Supplied records:
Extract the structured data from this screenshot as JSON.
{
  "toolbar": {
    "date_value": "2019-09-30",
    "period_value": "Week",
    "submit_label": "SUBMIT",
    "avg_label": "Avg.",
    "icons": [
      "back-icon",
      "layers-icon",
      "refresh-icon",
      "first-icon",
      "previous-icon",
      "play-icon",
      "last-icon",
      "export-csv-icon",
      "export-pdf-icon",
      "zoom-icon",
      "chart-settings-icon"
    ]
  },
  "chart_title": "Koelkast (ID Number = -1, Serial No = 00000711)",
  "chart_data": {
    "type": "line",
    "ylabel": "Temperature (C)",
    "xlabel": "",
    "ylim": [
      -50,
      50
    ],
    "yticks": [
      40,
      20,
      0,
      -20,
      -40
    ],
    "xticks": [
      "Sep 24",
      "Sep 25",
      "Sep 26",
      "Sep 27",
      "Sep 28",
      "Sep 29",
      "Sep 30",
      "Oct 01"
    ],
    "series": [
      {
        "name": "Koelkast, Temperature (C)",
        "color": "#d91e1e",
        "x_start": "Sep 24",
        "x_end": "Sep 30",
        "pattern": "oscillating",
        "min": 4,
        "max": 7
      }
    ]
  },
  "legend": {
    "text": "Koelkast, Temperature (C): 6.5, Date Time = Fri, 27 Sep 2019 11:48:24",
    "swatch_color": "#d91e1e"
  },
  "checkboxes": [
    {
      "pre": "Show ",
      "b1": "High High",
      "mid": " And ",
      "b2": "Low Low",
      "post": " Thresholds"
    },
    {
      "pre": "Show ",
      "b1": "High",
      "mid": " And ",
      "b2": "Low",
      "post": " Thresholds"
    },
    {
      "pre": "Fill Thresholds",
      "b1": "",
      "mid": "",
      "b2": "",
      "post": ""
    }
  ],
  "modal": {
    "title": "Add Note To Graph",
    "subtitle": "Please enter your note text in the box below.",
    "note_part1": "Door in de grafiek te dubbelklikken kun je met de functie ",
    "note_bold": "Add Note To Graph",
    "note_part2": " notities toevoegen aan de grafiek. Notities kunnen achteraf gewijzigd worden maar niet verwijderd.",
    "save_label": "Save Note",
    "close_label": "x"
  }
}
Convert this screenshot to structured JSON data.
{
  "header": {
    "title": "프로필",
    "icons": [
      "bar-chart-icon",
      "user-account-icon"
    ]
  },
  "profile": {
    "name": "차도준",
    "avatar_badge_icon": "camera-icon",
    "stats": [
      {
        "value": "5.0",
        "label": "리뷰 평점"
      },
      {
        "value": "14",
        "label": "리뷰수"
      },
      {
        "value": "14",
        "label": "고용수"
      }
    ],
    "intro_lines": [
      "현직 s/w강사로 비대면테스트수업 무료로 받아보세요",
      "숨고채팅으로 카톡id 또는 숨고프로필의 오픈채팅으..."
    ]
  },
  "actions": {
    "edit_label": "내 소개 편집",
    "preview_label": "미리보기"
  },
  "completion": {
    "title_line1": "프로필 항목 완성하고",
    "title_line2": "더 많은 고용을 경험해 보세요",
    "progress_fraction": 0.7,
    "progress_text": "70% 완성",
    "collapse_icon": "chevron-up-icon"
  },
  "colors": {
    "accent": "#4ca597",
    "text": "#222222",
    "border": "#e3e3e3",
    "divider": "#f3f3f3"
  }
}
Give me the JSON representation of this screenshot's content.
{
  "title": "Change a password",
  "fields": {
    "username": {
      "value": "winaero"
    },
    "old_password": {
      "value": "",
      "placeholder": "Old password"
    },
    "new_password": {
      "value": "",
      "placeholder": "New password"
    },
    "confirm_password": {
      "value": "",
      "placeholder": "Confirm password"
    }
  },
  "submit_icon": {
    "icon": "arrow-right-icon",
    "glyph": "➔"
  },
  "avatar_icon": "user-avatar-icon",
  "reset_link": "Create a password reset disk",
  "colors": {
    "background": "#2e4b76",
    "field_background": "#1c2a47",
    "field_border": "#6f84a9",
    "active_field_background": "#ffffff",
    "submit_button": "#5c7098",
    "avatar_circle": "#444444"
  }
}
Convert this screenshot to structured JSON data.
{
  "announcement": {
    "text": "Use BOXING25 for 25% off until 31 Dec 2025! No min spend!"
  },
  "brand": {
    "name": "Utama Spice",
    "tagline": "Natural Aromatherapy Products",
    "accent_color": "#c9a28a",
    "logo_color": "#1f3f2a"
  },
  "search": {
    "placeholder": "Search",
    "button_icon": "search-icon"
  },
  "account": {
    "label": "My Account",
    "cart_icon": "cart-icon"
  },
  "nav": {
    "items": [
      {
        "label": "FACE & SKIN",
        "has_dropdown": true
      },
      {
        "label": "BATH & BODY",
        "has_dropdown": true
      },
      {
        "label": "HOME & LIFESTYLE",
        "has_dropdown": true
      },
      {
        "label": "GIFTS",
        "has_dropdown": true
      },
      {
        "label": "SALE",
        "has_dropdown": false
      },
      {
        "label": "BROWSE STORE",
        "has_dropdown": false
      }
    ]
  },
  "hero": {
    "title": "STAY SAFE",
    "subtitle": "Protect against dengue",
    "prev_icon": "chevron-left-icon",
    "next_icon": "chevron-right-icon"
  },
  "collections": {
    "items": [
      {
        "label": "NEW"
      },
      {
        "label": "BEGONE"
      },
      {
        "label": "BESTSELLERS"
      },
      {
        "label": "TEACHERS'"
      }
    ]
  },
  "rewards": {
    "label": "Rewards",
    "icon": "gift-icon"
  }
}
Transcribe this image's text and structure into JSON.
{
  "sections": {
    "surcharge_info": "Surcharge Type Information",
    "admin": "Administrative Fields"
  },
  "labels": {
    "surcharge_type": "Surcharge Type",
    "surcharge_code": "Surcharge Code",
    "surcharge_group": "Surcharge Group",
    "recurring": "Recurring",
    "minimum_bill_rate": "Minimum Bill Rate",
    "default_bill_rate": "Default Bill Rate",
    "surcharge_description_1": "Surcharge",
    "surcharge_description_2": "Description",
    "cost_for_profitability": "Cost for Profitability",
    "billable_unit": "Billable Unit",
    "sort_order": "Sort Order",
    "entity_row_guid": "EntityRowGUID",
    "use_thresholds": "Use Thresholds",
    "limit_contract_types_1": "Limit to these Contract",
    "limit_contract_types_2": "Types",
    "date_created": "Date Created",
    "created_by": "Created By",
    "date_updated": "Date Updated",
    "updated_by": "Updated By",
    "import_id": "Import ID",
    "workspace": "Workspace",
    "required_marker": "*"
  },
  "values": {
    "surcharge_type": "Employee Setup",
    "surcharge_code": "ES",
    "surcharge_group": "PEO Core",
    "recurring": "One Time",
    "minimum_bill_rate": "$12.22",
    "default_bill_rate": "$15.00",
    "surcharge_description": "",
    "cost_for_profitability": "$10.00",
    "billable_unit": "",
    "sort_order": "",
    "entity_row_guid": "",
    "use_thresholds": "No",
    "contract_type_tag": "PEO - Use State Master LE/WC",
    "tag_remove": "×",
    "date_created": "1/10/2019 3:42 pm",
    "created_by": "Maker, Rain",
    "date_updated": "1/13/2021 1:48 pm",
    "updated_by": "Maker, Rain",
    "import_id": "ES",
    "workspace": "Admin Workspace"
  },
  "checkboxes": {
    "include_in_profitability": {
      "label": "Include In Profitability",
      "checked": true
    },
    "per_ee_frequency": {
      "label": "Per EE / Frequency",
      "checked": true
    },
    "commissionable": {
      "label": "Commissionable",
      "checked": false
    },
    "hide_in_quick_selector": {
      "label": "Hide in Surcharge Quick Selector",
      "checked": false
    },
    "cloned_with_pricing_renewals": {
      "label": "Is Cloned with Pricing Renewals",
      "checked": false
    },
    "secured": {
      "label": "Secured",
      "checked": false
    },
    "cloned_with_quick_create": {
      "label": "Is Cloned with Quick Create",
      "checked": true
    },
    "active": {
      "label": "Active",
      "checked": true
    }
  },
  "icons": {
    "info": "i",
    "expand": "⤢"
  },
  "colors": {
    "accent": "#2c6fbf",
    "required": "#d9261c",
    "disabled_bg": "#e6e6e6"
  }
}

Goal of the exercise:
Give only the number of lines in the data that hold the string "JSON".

Result of the task:
5